The use of cellulose nanocrystal for the preparation of inorganic nanocrystals

CELL 100

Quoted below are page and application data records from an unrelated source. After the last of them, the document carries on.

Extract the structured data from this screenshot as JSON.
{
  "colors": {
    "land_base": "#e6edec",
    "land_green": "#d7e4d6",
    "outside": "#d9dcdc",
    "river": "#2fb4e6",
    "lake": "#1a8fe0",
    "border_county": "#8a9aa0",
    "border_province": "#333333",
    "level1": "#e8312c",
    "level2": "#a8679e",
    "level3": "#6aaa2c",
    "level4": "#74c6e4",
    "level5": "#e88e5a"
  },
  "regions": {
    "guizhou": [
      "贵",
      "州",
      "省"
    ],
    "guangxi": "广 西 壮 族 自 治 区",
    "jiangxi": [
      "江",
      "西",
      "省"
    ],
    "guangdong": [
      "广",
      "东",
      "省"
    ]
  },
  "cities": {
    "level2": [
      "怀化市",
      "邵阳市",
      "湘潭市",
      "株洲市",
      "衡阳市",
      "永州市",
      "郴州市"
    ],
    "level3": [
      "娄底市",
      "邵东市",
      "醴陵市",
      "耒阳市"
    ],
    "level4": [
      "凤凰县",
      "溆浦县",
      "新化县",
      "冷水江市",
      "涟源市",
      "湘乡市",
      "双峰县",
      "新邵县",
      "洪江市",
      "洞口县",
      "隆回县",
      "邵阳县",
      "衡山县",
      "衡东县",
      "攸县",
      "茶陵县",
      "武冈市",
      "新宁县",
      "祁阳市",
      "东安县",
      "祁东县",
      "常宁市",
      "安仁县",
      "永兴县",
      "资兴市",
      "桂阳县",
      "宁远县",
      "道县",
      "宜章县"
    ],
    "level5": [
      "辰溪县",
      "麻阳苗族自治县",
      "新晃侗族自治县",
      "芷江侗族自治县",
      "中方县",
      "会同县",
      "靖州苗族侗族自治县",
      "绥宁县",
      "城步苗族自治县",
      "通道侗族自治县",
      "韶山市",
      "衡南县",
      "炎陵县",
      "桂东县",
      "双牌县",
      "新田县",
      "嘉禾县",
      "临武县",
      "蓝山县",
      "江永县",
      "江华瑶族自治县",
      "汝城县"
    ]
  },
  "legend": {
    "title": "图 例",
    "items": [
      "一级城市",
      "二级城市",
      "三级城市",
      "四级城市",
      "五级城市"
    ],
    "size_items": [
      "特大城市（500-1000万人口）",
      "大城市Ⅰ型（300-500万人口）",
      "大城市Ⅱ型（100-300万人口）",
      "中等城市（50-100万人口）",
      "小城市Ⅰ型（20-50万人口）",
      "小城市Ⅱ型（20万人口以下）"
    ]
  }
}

Yongsoon Shin, yongsoon.shin@pnl.gov1, Bruce W. Arey, Bruce.Arey@pnl.gov2, Chongmin Wang2, In-Tae Bae1, and Gregory J. Exarhos3. (1) Chemical Science Division, Pacific Northwest National Laboratory, Mail Stop K2-44, P.O. Box 999, 902 Battelle Blvd., Richland, WA 99352, (2) Environmental Molecular Sciences Laboratory, Pacific Northwest National Laboratory, Mail Stop K8-96, 3335 Q Avenue, Richland, WA 99352, (3) Pacific Northwest National Laboratories
Cellulose nanocrystal (CNXL), which is separated from cotton cellulose by acid hydrolysis, has been utilized for the synthesis of various kinds of metal and metal oxides. The surface hydroxyl groups serve to reduce metal ions such as Ag(I), Pt(IV), Pd(II), and Se(IV) to corresponding nanocrystalline metals at 160-200oC in air without adding any reducing agents. The original crystalline structure of the CNXL is maintained in the temperature range and the hydroxyl groups reduce metal ions to metal nanocrystals on the CNXL surface. For the reduction of early transition transition metals including Ni(II) and Cu(II), higher thermal treatment is required under N2 due to their high oxidation potential. Metal particle sizes can be controlled by controlling amount of metal ion loading and surface hydroxyl groups prevent aggregation of nanocrystalline metals. When large amount of Pt(IV) was loaded, Pt nanorods were aligned through the molecular tracks of surface hydroxyl groups. We will also discuss preliminary results on catalytic activity of Pd/CNXL composites for Heck reaction and UV-initiated decolorization of methylene blue on Se/CNXL.

Nanotechnology: A Fiber Perspective
8:30 AM-11:00 AM, Monday, March 26, 2007 McCormick Place Lakeside -- Room E352, Level 3, Oral

Division of Cellulose & Renewable Materials

The 233rd ACS National Meeting, Chicago, IL, March 25-29, 2007